Technology in Science with Graphs
2. Content-
Graphing, T. A. L. K. S. Principle (title, accurate data, labels, key, and scale), Darwin's Theory of Natural Selection, Evolution, Adaptation, Competition, and Predator/ Prey Relationships.
3. Goals: Aims/Outcomes-
1. Assess previous knowledge
2. Recognize the relationship between Darwin's theory of Natural Selection and real life competition for food found in nature.
3. Construct and interpret data for a graph.
4. Objectives-
1. The students will take a pre-test to assess prior knowledge.
2. The students will compete as a finch to gather food in order to demonstrate Darwin's theory of natural selection.
3. The students will graph the data to show the relationship between food gathering ability and beak type.
5. Materials and Aids-
CPS clickers, Computer, Projector, ExamView, Marshmallows, Beads, Rice, Popcorn, Cottonballs, Tweezers, Spoons, Clothespins, Toothpicks, Straws, Cafeteria Tray, Stop watch, Data collection sheet, and Graph paper.
6. Procedures/Methods-

A. Introduction-

1. Teacher Introduction explaining end goals and expected behavior
2. Pass out clickers
3. Assess prior knowledge with a pre-test

B. Development-

1. The students are giving 30 seconds to gather as much food as possible using only their provided "beak. "
2. Each group is provided a cafeteria tray to contain a bag of "food. "
3. The students will count the number of food particles they gather at the end of the 30 seconds.
4. They will report their data for use in a graph.

C. Practice-

1. Review the data gathered during the lab.
2. Construct a graph using the data.
3. Analyze the graph and look for any patterns that develop between the amount of food gathered and the beak type.

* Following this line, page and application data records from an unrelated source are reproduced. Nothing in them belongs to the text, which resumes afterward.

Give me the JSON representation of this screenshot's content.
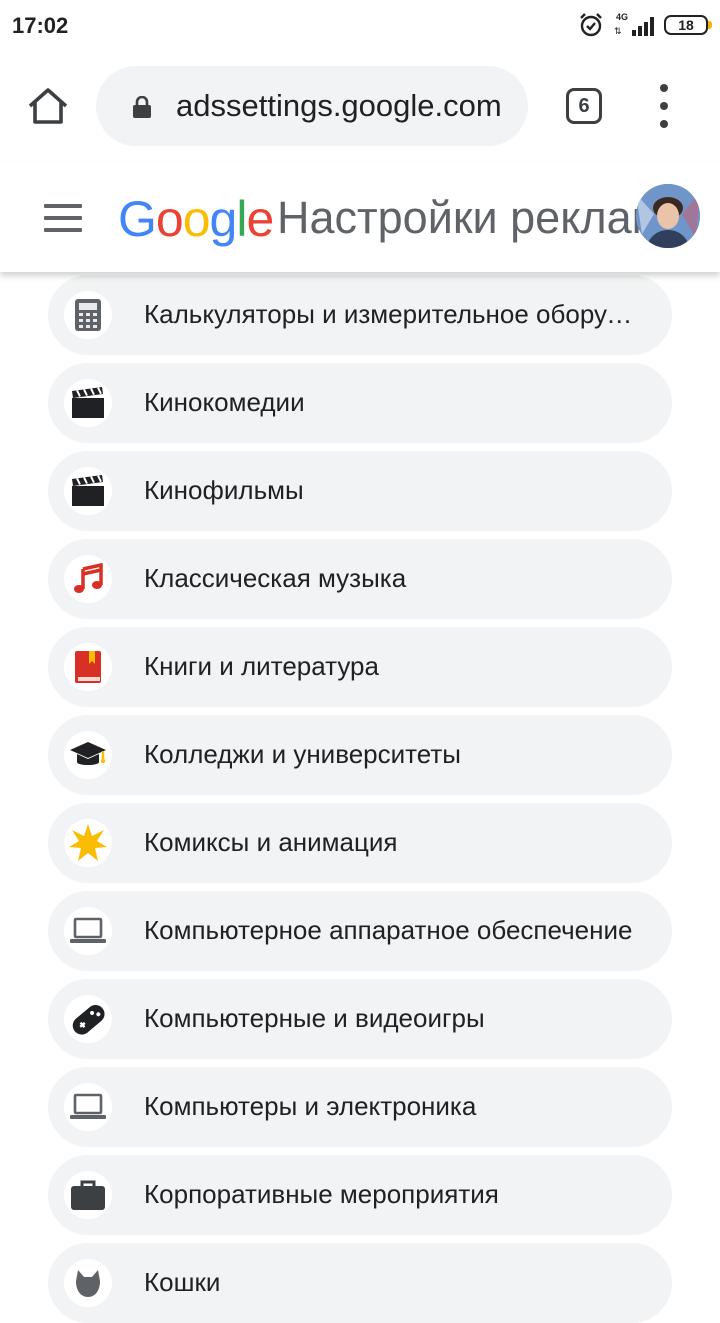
{
  "status_bar": {
    "time": "17:02",
    "network": "4G",
    "battery": "18"
  },
  "browser": {
    "url": "adssettings.google.com",
    "tab_count": "6"
  },
  "header": {
    "logo": [
      "G",
      "o",
      "o",
      "g",
      "l",
      "e"
    ],
    "logo_colors": [
      "#4285F4",
      "#EA4335",
      "#FBBC05",
      "#4285F4",
      "#34A853",
      "#EA4335"
    ],
    "title": "Настройки рекламы"
  },
  "topics": [
    {
      "label": "Калькуляторы и измерительное оборудование",
      "icon": "calculator-icon"
    },
    {
      "label": "Кинокомедии",
      "icon": "clapperboard-icon"
    },
    {
      "label": "Кинофильмы",
      "icon": "clapperboard-icon"
    },
    {
      "label": "Классическая музыка",
      "icon": "music-note-icon"
    },
    {
      "label": "Книги и литература",
      "icon": "book-icon"
    },
    {
      "label": "Колледжи и университеты",
      "icon": "graduation-cap-icon"
    },
    {
      "label": "Комиксы и анимация",
      "icon": "star-burst-icon"
    },
    {
      "label": "Компьютерное аппаратное обеспечение",
      "icon": "laptop-icon"
    },
    {
      "label": "Компьютерные и видеоигры",
      "icon": "gamepad-icon"
    },
    {
      "label": "Компьютеры и электроника",
      "icon": "laptop-icon"
    },
    {
      "label": "Корпоративные мероприятия",
      "icon": "briefcase-icon"
    },
    {
      "label": "Кошки",
      "icon": "cat-icon"
    }
  ]
}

D. Independent Practice-

Research adaptations found in nature that allow animals to survive. Focus on the predator/ prey relationships.

E. Accommodations (Differentiated Instruction)-

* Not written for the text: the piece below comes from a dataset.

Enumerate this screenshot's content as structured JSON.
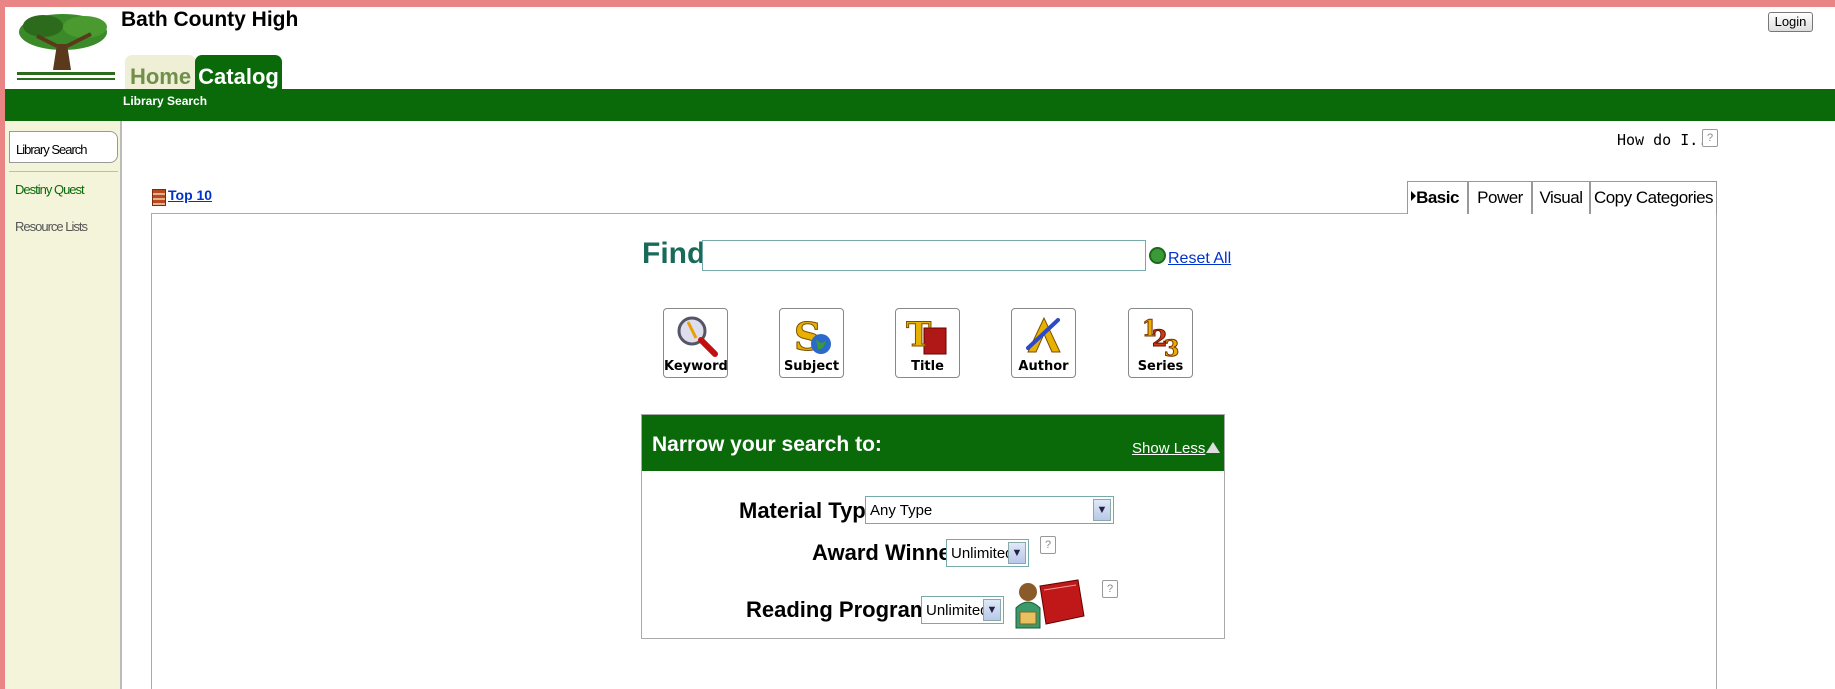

1. Multiple choice questions
2. Group work
3. Teacher guidance and examples of graphs projected at the front of the room.

F. Checking for understanding-

1. The grades for the pre-test are immediately available for the whole class as soon as the test is finished. The program gathers the data for grades as the students take the test.
2. The data gathered allows the teacher to informally assess the students progress.
3. The graded assessment will be the graph of the data from the lab.

G. Closure-

1. Discussion of the graphs and the key concepts behind the lab.
2. Review Darwin and his ideas
7. Evaluation-
1. The graph will be the main assessment for the activity
8. Teacher Reflection-
This lesson went well. I think the students really liked the lab. Be aware of the straws could be problematic because the students accidentally eat the popcorn and the rice in the cafeteria tray. The students also tend to use the spoon unfairly because it is very easy to get many food particles.
The graph is also somewhat difficult because the students haven't had much experience with building and analyzing graphs, especially with more than one data set.

This Lesson Plan is available at (www. teacherjet. com)